At our local SmartStyle the turnover is high, I suspect because they work the women into the ground. This particular Tuesday there was someone new. Her name was emblazoned on a pin attached to her Just Do It T-shirt. Let’s call her Lynn.

She asked if I was off work, which is always an uncomfortable question for me to answer in that shop. I told her the truth, that I work from home for a magazine in Waco. Usually people ask me what I do for the magazine, and I answer, “Write and edit,” but Lynn didn’t ask. She just told me she wrote poetry.

Then while she cut my hair, she recited one of her poems.

She said it was influenced by a time when her son was little and had memorized all the names of the presidents. He said if he ever had a horse, he’d name it Coolidge. Because every kid wants to name his pet horse after good ol’ Calvin Coolidge, right?

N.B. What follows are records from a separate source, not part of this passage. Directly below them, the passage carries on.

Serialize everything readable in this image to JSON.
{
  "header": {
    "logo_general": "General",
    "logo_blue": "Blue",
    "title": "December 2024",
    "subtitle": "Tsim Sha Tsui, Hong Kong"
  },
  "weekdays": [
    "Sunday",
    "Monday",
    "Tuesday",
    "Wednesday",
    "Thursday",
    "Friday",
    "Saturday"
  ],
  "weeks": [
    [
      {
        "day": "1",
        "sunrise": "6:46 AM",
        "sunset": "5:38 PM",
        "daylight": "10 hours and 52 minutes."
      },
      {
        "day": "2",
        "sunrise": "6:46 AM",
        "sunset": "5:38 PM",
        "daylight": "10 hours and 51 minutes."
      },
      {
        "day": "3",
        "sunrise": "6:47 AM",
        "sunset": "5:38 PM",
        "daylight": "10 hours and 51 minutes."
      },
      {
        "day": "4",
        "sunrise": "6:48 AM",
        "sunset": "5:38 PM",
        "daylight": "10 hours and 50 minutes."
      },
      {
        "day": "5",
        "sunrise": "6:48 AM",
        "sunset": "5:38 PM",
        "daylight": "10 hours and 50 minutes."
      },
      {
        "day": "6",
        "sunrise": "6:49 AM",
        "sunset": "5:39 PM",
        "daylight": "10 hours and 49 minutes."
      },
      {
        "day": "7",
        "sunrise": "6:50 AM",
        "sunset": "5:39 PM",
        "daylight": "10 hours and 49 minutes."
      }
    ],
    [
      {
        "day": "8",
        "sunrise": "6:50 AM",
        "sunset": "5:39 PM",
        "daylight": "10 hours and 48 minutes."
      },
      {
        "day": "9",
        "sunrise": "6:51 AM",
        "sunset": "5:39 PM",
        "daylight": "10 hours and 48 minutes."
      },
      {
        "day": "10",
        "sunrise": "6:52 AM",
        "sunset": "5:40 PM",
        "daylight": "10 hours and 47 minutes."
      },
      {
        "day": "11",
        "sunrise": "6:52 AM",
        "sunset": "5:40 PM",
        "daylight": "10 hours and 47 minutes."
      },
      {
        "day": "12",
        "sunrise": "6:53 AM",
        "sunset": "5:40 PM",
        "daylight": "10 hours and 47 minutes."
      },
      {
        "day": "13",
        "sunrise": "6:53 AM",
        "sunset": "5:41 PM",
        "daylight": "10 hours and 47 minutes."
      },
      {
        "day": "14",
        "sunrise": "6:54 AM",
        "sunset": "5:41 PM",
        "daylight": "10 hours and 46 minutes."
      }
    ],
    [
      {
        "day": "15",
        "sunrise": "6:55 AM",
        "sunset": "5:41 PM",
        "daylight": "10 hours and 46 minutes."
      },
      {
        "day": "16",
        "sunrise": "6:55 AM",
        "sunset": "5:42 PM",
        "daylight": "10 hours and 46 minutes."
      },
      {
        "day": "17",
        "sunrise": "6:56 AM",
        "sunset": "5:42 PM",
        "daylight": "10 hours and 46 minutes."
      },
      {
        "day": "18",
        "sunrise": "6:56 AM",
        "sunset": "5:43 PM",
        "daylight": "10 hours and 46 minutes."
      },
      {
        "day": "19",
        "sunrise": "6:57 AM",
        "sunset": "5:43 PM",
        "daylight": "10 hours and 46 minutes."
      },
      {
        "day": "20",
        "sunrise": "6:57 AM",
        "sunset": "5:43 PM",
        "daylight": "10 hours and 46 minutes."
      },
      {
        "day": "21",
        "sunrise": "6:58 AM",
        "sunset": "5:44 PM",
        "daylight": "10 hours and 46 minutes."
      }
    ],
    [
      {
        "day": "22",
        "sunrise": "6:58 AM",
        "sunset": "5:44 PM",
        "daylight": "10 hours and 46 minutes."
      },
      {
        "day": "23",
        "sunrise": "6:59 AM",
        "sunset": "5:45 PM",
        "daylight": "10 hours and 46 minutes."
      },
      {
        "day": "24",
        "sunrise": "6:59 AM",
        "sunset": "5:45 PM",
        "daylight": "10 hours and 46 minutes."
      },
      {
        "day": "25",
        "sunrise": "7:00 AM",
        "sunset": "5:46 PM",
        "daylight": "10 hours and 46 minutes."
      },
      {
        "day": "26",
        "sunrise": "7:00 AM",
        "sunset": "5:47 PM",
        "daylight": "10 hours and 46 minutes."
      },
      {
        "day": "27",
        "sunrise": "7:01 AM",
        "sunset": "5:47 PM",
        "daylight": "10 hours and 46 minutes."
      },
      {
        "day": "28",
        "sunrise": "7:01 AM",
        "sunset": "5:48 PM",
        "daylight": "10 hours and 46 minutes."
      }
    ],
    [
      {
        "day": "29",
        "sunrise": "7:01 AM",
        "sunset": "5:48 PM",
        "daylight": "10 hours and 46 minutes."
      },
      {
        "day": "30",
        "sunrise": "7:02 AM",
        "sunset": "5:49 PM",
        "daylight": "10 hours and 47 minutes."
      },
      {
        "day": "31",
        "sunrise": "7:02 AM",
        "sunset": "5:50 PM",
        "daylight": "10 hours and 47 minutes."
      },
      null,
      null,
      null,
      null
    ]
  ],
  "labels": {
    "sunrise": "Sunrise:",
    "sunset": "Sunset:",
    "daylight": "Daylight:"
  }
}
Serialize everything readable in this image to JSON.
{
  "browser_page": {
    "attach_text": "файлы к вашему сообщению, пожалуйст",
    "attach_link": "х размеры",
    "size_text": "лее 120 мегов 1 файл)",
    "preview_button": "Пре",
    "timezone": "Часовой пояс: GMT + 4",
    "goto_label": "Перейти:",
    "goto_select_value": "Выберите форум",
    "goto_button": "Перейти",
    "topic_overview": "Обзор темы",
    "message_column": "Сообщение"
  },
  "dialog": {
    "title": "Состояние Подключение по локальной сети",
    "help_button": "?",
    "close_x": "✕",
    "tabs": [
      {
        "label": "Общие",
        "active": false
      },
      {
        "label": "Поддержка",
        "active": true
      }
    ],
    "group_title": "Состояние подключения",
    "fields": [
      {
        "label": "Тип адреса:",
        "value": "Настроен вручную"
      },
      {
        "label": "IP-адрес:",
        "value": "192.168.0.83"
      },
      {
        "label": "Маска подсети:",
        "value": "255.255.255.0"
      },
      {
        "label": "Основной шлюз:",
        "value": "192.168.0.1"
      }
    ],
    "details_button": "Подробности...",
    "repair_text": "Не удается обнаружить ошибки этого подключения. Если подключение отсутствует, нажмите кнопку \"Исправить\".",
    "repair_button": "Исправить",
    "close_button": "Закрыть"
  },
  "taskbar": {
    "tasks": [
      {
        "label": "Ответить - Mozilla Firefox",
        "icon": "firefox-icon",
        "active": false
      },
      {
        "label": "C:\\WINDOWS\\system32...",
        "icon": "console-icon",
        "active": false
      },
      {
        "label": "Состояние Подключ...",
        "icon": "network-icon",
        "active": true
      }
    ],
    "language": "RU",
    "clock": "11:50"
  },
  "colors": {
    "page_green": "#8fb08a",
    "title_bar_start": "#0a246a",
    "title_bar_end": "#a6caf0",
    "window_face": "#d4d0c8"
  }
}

The poem was about how her son was a horse, and she was a bird, and although they loved each other, they needed to go their separate ways — he’d graze in his pasture; she’d stick with her worms. (Yes, the word “worm” was in the poem, which thrilled me to no end.)

She said she hoped someday he might turn her poem into a song. It would make a good country tune—it had that kind of rhyme.

Then I got the rest of the story. She hadn’t talked to her son, who is 24, in a week. She couldn’t afford to keep bailing him out. He’s ADD and bipolar, especially in the morning. There was a truck she’d tried to give him that he refused and now he demanded she give it back. Girls love him.

Turns out she doesn’t even live here—she lives over an hour away. First she told me this was a working vacation. Then she told me she was hiding from him. Just for a week, she said.

She said she’s got a whole book of poems. She’s saving them for him.

I did not tell her I write poems too. I did not tell her I’ve written them about the hard things in my life, like during my mom’s last three years with cancer. I didn’t tell her I had a book about the joy of poetry releasing in three days. This was her day, her poem.

We think poetry is just for academic ivory towers. We think it’s only for men in tweed jackets or for women who never visit a hairstylist. But it’s also for people like Lynn, whose best idea for a vacation/hideaway is picking up a week’s worth of shifts at a Walmart salon in another town.

I wish I’d thought of something brilliant to say to her as I checked out, something to encourage her to keep the joy of poetry in her life, no matter what happens with her son, but all I could choke out was, “Take care.”

I said it twice.

 

(More at Tweetspeak, including a sample. Available at Amazon.)